Given information:
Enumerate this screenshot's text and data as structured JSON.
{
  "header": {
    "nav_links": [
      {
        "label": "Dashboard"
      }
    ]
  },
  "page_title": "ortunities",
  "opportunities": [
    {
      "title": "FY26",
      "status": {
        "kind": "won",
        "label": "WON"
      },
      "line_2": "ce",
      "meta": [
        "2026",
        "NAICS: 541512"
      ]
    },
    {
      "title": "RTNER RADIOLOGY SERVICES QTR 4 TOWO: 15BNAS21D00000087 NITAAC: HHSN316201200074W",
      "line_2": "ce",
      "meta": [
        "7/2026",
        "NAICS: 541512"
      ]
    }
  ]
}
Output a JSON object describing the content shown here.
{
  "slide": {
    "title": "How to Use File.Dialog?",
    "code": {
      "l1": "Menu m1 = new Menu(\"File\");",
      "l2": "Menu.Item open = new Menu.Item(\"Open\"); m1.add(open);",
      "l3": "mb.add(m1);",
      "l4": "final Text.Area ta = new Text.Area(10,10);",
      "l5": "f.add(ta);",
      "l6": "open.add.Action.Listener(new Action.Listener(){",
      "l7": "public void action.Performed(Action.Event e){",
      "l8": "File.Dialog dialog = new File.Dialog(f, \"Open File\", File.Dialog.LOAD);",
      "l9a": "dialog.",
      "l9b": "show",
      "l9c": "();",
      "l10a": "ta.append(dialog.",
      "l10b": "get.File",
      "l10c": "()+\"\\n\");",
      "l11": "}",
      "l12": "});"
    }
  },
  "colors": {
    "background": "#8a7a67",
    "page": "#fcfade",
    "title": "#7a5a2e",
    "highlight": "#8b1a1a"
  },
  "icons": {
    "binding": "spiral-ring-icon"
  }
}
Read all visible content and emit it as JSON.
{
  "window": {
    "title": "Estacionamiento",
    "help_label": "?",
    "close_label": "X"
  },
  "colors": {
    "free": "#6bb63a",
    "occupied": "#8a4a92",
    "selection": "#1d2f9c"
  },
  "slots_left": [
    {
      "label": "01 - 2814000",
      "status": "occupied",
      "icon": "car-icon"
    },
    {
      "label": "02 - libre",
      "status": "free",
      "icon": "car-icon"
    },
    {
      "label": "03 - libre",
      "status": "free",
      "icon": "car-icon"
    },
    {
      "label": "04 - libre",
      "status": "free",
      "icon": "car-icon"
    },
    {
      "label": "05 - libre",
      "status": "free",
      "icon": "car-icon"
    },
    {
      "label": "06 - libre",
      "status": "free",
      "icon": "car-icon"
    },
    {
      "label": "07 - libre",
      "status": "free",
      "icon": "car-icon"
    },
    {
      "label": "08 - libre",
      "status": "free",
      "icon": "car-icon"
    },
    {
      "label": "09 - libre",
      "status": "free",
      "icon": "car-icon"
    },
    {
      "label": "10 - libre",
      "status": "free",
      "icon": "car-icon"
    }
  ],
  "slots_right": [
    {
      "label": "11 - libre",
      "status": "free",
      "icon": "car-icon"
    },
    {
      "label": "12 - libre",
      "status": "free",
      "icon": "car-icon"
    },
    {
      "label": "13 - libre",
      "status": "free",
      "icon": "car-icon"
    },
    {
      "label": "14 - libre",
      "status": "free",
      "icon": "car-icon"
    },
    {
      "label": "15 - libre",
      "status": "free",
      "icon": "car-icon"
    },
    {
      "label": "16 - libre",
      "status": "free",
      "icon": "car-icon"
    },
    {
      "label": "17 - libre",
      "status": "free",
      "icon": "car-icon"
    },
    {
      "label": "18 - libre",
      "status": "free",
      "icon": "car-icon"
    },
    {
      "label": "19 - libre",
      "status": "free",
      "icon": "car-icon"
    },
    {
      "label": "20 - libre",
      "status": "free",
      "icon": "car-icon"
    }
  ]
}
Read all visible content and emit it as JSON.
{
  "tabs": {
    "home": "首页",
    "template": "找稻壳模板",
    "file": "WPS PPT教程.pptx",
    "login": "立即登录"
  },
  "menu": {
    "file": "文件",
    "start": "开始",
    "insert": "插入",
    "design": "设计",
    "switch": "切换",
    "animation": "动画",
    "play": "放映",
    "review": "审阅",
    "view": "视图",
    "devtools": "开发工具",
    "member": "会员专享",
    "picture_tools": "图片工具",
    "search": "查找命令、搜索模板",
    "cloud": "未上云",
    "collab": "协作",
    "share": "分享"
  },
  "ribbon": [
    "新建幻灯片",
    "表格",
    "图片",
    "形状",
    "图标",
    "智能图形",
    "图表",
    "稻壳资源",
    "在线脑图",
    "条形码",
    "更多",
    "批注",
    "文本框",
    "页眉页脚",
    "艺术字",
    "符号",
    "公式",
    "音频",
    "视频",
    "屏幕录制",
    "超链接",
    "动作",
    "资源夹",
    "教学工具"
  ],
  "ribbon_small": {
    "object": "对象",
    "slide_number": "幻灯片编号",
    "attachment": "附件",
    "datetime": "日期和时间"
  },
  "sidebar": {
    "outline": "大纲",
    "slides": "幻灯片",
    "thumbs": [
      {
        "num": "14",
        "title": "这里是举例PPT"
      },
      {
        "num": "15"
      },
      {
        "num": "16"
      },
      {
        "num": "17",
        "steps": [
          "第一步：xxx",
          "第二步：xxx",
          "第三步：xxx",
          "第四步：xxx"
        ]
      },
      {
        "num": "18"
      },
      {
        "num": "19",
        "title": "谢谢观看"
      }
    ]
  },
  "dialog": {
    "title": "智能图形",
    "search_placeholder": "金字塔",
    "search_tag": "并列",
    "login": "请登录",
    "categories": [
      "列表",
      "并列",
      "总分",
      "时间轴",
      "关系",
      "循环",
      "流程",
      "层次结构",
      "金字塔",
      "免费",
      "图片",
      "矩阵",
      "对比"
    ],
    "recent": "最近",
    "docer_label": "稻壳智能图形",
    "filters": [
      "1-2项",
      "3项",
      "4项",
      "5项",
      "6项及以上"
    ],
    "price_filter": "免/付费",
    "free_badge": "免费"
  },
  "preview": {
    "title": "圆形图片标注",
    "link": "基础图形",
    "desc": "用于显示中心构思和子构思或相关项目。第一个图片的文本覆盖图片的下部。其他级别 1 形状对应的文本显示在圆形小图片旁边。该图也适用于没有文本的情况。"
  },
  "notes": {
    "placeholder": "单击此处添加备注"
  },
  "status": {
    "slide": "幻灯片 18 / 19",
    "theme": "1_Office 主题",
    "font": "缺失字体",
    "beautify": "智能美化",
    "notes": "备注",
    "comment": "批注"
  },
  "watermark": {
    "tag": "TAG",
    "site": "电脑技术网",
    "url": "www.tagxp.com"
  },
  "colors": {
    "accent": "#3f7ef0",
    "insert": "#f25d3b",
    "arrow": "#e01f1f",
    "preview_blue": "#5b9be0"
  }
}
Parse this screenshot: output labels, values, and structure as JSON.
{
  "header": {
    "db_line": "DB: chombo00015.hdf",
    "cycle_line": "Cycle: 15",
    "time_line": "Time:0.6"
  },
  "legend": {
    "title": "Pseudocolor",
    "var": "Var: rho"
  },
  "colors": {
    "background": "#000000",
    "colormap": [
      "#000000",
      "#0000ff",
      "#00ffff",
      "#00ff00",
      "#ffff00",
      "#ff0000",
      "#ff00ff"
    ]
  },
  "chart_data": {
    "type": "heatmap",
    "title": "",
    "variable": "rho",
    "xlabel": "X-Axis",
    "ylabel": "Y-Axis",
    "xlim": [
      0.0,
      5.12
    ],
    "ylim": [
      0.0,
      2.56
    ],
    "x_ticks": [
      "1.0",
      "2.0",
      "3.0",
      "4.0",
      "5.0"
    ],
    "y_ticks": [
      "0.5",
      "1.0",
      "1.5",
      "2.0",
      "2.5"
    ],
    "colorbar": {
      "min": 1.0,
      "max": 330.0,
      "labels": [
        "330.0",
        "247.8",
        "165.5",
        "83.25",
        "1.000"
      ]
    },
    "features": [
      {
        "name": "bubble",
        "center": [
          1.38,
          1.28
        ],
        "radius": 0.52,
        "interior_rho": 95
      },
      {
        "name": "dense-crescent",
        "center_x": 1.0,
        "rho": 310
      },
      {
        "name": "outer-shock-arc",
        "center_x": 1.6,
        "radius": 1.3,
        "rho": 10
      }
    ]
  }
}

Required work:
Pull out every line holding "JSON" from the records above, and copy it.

Exercise solution:
Enumerate this screenshot's text and data as structured JSON.
Output a JSON object describing the content shown here.
Read all visible content and emit it as JSON.
Read all visible content and emit it as JSON.
Parse this screenshot: output labels, values, and structure as JSON.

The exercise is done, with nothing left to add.